Paleoindian Houses

Paleoindian houses were simple, temporary structures called "brush shelters." This type of house made sense for people who led a nomadic lifestyle. Although Paleoindian houses were very simple, they were also strong enough to withstand harsh weather.

Paleoindian house.

Here are two drawings of a Paleoindian house. The small drawing in the circle shows what a Paleoindian house looked like from the outside. In the big drawing, part of the wall is removed so you can see inside the house.

Most Paleoindian houses were small, circular structures. They were made of poles that leaned in at the top, tipi-style.

The poles were covered with brush, and the brush was covered with mud or animal hides. Animal hides probably covered the doorway, too. Sometimes rocks were used to support the bottoms of the poles.

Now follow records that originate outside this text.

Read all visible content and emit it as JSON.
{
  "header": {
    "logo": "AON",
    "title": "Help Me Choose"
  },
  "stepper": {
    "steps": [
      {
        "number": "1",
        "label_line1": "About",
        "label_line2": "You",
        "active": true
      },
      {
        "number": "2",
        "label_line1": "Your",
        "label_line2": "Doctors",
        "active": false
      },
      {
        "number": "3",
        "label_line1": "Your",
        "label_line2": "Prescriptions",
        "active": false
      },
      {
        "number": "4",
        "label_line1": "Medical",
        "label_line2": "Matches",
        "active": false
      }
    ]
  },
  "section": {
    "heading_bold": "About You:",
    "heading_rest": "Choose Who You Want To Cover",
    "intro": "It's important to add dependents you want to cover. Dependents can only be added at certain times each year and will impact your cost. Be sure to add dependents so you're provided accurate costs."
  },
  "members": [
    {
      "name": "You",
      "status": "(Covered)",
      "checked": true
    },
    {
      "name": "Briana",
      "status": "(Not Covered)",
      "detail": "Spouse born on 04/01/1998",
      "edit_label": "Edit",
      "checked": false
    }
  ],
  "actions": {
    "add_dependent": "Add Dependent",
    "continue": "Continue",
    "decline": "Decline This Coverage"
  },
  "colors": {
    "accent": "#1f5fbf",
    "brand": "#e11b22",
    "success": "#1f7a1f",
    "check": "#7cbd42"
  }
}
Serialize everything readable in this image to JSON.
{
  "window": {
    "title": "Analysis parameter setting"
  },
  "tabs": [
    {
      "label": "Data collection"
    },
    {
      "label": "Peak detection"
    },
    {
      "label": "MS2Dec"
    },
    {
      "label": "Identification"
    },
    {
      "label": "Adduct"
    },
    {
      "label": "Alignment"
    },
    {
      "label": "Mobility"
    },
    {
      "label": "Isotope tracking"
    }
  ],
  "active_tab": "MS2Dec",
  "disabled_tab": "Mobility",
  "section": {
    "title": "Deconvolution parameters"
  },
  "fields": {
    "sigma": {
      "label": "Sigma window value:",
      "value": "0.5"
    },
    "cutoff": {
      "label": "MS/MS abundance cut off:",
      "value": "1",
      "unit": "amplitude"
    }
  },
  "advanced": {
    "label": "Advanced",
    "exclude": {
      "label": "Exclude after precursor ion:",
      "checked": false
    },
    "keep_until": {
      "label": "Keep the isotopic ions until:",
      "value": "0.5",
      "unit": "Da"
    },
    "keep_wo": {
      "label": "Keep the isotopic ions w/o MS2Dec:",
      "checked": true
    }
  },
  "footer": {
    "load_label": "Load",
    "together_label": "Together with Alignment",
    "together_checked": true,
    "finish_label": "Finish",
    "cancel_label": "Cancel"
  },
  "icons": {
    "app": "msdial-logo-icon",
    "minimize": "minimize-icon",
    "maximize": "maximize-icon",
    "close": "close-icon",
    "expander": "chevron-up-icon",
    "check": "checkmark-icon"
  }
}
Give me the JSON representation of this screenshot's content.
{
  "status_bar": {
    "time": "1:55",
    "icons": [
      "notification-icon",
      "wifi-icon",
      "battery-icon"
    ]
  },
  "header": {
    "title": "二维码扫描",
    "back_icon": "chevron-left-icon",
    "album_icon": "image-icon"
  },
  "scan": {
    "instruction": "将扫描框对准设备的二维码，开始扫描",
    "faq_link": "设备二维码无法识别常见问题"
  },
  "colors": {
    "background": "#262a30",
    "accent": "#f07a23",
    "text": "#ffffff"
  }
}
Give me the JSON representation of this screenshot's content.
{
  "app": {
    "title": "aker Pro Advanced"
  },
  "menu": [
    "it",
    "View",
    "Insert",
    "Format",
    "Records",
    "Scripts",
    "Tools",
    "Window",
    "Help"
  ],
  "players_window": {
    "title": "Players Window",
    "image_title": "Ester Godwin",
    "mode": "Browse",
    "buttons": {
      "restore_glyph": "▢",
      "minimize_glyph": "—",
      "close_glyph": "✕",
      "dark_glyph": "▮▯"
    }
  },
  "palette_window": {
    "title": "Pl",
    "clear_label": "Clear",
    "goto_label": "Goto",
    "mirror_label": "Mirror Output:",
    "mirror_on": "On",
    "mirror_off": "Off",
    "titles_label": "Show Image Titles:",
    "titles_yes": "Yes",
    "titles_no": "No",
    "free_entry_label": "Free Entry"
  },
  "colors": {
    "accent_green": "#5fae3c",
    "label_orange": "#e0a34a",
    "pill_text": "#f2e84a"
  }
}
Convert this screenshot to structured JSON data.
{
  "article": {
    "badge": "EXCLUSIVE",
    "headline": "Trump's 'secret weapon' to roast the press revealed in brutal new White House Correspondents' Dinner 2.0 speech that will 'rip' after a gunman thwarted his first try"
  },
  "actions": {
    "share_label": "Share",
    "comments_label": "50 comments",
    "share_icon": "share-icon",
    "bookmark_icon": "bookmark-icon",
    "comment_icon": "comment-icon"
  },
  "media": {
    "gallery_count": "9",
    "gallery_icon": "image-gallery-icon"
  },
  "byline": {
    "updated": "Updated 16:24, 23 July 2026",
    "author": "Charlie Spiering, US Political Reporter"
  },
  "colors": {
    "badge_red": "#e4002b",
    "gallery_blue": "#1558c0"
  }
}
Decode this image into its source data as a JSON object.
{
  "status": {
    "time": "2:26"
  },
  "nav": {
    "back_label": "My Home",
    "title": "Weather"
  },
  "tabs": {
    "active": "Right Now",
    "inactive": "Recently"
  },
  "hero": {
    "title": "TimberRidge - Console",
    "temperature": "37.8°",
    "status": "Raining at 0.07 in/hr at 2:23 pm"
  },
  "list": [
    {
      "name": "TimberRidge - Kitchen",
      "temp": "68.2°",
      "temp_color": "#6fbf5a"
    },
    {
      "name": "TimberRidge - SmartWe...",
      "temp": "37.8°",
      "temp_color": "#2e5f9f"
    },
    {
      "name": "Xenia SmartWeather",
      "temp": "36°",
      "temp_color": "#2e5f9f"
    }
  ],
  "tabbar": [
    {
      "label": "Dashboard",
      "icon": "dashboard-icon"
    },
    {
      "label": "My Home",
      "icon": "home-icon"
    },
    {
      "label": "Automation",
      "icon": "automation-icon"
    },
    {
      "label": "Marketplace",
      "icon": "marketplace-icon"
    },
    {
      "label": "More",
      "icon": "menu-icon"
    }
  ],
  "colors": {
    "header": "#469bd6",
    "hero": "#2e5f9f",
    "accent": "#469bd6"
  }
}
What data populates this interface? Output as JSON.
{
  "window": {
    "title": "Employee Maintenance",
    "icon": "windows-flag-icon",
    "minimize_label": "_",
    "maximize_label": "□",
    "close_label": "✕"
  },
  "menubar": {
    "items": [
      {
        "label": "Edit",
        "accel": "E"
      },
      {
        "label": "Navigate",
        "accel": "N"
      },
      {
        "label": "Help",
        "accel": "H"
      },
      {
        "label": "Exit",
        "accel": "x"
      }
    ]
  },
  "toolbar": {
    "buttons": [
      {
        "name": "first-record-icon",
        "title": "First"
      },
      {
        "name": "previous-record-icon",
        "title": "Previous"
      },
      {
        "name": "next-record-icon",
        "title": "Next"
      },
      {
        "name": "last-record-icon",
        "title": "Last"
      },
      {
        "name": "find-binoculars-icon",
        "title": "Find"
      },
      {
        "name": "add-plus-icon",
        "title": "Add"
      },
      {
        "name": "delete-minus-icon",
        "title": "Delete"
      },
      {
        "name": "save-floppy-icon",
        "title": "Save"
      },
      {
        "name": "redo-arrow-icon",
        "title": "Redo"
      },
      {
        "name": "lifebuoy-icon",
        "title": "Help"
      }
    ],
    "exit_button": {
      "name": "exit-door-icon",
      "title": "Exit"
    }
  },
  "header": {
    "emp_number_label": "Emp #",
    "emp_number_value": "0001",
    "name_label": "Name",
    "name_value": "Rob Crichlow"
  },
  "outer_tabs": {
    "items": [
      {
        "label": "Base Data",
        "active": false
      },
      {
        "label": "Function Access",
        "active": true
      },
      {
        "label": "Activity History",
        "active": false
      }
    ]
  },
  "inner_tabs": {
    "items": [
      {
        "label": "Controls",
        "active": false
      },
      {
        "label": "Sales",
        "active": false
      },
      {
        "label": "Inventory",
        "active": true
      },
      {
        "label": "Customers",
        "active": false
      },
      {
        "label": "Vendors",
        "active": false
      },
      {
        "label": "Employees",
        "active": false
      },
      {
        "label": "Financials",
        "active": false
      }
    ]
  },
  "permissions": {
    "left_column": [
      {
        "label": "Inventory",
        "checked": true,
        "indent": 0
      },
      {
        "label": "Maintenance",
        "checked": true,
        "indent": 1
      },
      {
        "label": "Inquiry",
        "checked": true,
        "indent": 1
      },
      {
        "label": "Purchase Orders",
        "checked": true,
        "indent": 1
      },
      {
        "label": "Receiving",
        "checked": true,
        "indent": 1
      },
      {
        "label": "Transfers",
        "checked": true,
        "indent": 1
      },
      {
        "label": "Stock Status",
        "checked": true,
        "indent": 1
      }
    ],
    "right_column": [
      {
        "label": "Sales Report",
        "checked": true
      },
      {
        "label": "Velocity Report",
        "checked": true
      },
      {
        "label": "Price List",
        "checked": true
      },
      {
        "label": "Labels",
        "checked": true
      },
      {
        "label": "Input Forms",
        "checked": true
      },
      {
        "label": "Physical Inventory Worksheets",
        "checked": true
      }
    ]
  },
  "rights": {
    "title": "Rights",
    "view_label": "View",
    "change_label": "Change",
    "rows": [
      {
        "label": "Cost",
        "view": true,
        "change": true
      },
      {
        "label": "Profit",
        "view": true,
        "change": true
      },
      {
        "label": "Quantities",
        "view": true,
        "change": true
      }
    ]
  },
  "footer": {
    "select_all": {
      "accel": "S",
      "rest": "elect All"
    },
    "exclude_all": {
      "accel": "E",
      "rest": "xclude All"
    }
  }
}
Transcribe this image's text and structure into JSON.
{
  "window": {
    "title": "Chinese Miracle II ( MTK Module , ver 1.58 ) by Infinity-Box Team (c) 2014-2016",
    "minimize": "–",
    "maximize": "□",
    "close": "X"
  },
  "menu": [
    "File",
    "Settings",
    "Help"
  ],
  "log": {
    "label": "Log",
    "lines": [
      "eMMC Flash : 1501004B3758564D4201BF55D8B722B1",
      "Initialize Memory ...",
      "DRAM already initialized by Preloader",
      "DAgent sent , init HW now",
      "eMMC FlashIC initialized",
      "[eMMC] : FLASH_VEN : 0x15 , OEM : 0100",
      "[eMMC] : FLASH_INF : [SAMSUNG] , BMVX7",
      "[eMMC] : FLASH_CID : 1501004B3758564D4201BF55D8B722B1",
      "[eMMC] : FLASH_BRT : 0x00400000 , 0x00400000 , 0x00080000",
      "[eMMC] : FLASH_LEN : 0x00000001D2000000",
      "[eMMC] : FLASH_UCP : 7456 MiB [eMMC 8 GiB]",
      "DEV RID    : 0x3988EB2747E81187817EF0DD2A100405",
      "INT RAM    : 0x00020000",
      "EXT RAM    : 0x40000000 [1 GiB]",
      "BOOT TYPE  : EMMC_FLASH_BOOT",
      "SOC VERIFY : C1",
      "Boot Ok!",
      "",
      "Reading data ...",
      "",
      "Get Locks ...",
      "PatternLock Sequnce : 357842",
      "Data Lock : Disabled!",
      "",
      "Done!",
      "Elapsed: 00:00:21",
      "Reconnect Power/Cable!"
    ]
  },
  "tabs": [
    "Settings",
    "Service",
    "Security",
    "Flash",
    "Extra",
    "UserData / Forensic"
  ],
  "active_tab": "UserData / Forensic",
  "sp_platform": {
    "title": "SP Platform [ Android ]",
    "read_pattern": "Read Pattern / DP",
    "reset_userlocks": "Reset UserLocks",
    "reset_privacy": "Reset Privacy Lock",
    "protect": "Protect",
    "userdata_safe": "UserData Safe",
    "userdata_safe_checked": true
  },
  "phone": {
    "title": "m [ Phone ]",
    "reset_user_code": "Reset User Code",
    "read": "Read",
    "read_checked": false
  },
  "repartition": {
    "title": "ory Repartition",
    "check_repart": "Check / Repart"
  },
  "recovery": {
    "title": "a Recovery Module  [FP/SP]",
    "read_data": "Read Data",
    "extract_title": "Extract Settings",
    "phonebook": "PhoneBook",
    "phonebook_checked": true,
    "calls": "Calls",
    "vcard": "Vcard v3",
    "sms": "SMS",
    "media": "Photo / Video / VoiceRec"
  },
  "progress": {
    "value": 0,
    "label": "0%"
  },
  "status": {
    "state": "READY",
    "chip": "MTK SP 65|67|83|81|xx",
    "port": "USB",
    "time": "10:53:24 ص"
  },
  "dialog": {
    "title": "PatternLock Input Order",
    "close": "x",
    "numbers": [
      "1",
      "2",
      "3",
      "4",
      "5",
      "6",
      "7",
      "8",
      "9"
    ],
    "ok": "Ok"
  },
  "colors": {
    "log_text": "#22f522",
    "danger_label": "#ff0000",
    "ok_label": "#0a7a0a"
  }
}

Fire hearths were used for cooking. They also provided heat and light.